Dataset rows describing interfaces:
* * * *
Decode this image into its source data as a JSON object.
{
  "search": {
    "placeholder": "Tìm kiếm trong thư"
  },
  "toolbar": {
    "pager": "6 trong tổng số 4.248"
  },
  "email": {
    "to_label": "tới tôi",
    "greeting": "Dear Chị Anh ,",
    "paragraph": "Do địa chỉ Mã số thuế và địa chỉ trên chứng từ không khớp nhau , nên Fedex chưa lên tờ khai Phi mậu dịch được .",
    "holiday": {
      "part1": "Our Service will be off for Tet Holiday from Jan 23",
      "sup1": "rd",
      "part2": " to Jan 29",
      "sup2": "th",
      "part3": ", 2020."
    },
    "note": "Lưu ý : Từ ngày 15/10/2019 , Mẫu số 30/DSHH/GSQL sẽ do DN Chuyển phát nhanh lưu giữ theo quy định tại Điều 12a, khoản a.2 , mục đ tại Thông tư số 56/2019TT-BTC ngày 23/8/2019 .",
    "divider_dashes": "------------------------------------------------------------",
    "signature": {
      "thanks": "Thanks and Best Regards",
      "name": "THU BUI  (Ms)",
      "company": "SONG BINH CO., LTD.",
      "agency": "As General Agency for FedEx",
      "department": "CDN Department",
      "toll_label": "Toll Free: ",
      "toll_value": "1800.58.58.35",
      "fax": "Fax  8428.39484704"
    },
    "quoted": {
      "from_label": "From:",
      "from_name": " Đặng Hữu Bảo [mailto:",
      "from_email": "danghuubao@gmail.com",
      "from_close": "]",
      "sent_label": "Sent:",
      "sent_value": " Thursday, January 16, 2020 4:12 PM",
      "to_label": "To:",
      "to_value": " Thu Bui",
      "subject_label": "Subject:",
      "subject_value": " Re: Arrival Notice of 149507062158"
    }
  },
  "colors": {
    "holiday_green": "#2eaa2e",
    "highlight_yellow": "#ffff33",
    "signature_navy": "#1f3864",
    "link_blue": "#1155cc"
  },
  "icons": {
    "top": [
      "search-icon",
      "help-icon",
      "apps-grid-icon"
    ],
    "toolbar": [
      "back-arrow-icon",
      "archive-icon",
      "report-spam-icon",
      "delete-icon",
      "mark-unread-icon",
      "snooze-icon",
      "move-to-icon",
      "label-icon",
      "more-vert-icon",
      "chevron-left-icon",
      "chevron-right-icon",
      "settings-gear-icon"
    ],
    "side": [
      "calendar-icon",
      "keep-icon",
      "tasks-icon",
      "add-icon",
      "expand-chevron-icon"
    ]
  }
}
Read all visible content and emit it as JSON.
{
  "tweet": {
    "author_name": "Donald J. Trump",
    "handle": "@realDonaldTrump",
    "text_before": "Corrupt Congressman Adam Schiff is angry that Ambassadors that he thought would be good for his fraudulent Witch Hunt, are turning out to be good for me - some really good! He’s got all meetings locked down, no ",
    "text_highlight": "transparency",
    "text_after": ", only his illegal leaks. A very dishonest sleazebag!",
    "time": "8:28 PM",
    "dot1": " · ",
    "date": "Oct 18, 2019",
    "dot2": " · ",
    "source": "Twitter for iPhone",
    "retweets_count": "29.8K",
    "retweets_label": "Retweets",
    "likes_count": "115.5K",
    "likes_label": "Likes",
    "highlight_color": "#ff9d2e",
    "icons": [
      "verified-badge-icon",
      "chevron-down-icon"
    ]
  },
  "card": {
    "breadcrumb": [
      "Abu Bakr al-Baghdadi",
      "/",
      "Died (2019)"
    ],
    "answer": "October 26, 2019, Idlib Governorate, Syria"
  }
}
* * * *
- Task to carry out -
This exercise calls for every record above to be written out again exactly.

- Exercise response -
Decode this image into its source data as a JSON object.
{
  "search": {
    "placeholder": "Tìm kiếm trong thư"
  },
  "toolbar": {
    "pager": "6 trong tổng số 4.248"
  },
  "email": {
    "to_label": "tới tôi",
    "greeting": "Dear Chị Anh ,",
    "paragraph": "Do địa chỉ Mã số thuế và địa chỉ trên chứng từ không khớp nhau , nên Fedex chưa lên tờ khai Phi mậu dịch được .",
    "holiday": {
      "part1": "Our Service will be off for Tet Holiday from Jan 23",
      "sup1": "rd",
      "part2": " to Jan 29",
      "sup2": "th",
      "part3": ", 2020."
    },
    "note": "Lưu ý : Từ ngày 15/10/2019 , Mẫu số 30/DSHH/GSQL sẽ do DN Chuyển phát nhanh lưu giữ theo quy định tại Điều 12a, khoản a.2 , mục đ tại Thông tư số 56/2019TT-BTC ngày 23/8/2019 .",
    "divider_dashes": "------------------------------------------------------------",
    "signature": {
      "thanks": "Thanks and Best Regards",
      "name": "THU BUI  (Ms)",
      "company": "SONG BINH CO., LTD.",
      "agency": "As General Agency for FedEx",
      "department": "CDN Department",
      "toll_label": "Toll Free: ",
      "toll_value": "1800.58.58.35",
      "fax": "Fax  8428.39484704"
    },
    "quoted": {
      "from_label": "From:",
      "from_name": " Đặng Hữu Bảo [mailto:",
      "from_email": "danghuubao@gmail.com",
      "from_close": "]",
      "sent_label": "Sent:",
      "sent_value": " Thursday, January 16, 2020 4:12 PM",
      "to_label": "To:",
      "to_value": " Thu Bui",
      "subject_label": "Subject:",
      "subject_value": " Re: Arrival Notice of 149507062158"
    }
  },
  "colors": {
    "holiday_green": "#2eaa2e",
    "highlight_yellow": "#ffff33",
    "signature_navy": "#1f3864",
    "link_blue": "#1155cc"
  },
  "icons": {
    "top": [
      "search-icon",
      "help-icon",
      "apps-grid-icon"
    ],
    "toolbar": [
      "back-arrow-icon",
      "archive-icon",
      "report-spam-icon",
      "delete-icon",
      "mark-unread-icon",
      "snooze-icon",
      "move-to-icon",
      "label-icon",
      "more-vert-icon",
      "chevron-left-icon",
      "chevron-right-icon",
      "settings-gear-icon"
    ],
    "side": [
      "calendar-icon",
      "keep-icon",
      "tasks-icon",
      "add-icon",
      "expand-chevron-icon"
    ]
  }
}
Read all visible content and emit it as JSON.
{
  "tweet": {
    "author_name": "Donald J. Trump",
    "handle": "@realDonaldTrump",
    "text_before": "Corrupt Congressman Adam Schiff is angry that Ambassadors that he thought would be good for his fraudulent Witch Hunt, are turning out to be good for me - some really good! He’s got all meetings locked down, no ",
    "text_highlight": "transparency",
    "text_after": ", only his illegal leaks. A very dishonest sleazebag!",
    "time": "8:28 PM",
    "dot1": " · ",
    "date": "Oct 18, 2019",
    "dot2": " · ",
    "source": "Twitter for iPhone",
    "retweets_count": "29.8K",
    "retweets_label": "Retweets",
    "likes_count": "115.5K",
    "likes_label": "Likes",
    "highlight_color": "#ff9d2e",
    "icons": [
      "verified-badge-icon",
      "chevron-down-icon"
    ]
  },
  "card": {
    "breadcrumb": [
      "Abu Bakr al-Baghdadi",
      "/",
      "Died (2019)"
    ],
    "answer": "October 26, 2019, Idlib Governorate, Syria"
  }
}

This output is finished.